By Raffy Berina
Fact: Text messaging makes communication easier and even faster. We use shortcuts o let the recipients receive the reply right away. Using shortcuts helps bridge gaps and most especially it is now used as medium in text messaging considering the fact that most Filipinos of this generation usecell phones. There are times that we misspell words (which is considered to be one of the disadvantages of using shortcuts). Now come to think of using “jejemon” way of texting as medium of messaging. I hope we could still use the alphabet properly and by that ime, words are not words anymore…so sad but it’s possible.
“Beep! 1 message received”. I was working with my visual aids when I received a message. I hurriedly opened the message expecting it was an important one. But to my surprise, I didn’t understand the content. It says: “3owz pf0hz2, KmUz+4?”, “What kind of message is this?” I asked myself and I was shocked to know that it only means “Hello po, kamusta?” they call it “jejemon ”.
Imagine a “jejebook”, “jejename” and laugh like “jejeje” instead of “hehehe”. I think it would be more nose bleeding than the English language and will really make our lips, tongues and jaws go crazy. Supposing you are in a spelling class and your teacher ask you to spell the world “LOVE”? Will you answer? “L-4-V-Z”? How will you spell it or pronounce it either? Complicated. Well, this is not to discourage you to be a “jejemon” or a “jejebuster”. This is just to let you know that in communicating, there should be medium used by the encoder and the decoder of the message which is understood by both. If the person can’t understand your language, then use the language which can be understood. I can’t stop those “jejemons” from playing with their keypads but I can help stop myself from being one of them.

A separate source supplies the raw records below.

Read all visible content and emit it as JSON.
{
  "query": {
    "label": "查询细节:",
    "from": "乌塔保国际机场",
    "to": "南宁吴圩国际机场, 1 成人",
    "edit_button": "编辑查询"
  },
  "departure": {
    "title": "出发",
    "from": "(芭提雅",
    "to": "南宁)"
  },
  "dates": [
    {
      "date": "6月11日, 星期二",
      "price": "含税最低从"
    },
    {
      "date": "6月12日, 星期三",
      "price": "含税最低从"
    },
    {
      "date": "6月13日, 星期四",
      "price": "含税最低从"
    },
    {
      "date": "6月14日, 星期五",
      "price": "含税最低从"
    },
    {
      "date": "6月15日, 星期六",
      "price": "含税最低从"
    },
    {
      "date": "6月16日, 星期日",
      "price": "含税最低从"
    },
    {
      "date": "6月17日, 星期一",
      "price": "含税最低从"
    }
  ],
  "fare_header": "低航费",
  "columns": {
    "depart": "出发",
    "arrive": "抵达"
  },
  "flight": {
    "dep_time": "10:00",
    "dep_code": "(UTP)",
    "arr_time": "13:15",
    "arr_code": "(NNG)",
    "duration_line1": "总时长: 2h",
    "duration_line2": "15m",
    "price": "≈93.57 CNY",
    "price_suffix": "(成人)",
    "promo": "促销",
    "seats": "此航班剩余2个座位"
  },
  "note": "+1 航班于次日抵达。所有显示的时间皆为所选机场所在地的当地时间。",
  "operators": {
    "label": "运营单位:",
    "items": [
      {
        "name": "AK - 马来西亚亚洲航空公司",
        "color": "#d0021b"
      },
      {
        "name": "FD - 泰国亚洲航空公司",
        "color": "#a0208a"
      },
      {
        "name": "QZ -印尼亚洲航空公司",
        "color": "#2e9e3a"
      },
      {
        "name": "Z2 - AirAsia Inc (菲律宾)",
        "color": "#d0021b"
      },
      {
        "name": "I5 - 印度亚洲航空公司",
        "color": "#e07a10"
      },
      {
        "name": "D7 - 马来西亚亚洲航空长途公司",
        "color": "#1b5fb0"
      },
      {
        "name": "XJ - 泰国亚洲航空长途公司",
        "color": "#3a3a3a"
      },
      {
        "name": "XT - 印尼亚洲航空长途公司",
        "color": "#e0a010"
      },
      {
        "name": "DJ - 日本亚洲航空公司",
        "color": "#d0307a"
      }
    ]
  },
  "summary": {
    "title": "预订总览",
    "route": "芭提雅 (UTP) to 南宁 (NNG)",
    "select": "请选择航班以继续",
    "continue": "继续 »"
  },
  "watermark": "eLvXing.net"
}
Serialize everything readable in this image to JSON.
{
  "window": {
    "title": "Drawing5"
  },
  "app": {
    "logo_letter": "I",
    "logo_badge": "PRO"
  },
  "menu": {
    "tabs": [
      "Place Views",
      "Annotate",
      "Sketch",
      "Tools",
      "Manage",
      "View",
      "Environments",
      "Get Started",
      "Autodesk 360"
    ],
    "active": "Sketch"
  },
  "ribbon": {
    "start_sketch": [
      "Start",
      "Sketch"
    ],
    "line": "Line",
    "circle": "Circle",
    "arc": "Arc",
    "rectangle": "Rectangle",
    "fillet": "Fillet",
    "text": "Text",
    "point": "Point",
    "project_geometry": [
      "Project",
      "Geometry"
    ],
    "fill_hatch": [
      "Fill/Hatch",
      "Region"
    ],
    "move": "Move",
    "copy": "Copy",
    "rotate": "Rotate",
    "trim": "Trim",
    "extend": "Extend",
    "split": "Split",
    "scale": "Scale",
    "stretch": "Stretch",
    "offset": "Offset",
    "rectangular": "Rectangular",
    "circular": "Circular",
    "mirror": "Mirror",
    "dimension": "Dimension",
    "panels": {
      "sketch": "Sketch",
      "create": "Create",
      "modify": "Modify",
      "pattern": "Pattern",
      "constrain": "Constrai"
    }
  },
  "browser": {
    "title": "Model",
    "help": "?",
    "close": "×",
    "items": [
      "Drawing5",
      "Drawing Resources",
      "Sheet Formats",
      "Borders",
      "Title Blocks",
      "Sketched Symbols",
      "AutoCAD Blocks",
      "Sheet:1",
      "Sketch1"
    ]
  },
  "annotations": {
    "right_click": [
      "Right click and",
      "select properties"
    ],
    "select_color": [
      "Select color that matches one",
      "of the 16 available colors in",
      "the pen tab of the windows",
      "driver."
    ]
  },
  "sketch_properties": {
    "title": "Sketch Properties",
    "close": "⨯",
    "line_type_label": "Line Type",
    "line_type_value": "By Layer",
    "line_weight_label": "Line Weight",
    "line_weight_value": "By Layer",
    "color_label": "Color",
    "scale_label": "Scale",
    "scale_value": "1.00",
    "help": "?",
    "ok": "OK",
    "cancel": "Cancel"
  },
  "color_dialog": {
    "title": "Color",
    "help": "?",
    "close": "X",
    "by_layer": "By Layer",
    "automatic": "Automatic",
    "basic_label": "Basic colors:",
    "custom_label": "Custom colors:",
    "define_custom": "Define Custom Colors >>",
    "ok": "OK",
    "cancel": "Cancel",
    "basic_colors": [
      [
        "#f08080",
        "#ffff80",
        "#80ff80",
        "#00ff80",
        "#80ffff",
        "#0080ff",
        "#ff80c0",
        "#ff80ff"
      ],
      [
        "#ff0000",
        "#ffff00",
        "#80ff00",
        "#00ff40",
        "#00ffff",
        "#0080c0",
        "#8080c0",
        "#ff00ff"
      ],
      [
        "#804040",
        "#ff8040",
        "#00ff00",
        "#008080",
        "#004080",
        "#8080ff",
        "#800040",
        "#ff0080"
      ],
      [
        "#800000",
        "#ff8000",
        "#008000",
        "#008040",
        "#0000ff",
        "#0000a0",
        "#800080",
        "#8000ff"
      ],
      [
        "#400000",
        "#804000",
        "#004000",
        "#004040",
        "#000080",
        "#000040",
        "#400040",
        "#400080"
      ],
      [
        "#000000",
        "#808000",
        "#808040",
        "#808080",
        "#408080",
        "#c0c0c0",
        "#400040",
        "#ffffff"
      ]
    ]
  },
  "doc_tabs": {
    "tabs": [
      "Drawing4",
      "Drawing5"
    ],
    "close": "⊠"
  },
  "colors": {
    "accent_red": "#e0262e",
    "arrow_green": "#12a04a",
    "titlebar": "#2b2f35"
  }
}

I don’t care about “jejemons” and “jejebusters” but I know this way of texting shall pass just like the “jologs” and “lingos” and it would be part of history in messaging—playing with characters and numbers. Some may consider it as a game, a game I don’t want to play, a history I don’t want to remember and a language which I find tongue twisting. I strongly believe that this is just a test on how strong the Filipino and English languages are. I am not a “jejebuster” nor a “jejemon”. But one thing I am certain: Nothing could ever replace English as my second language and Filipino as my mother tongue.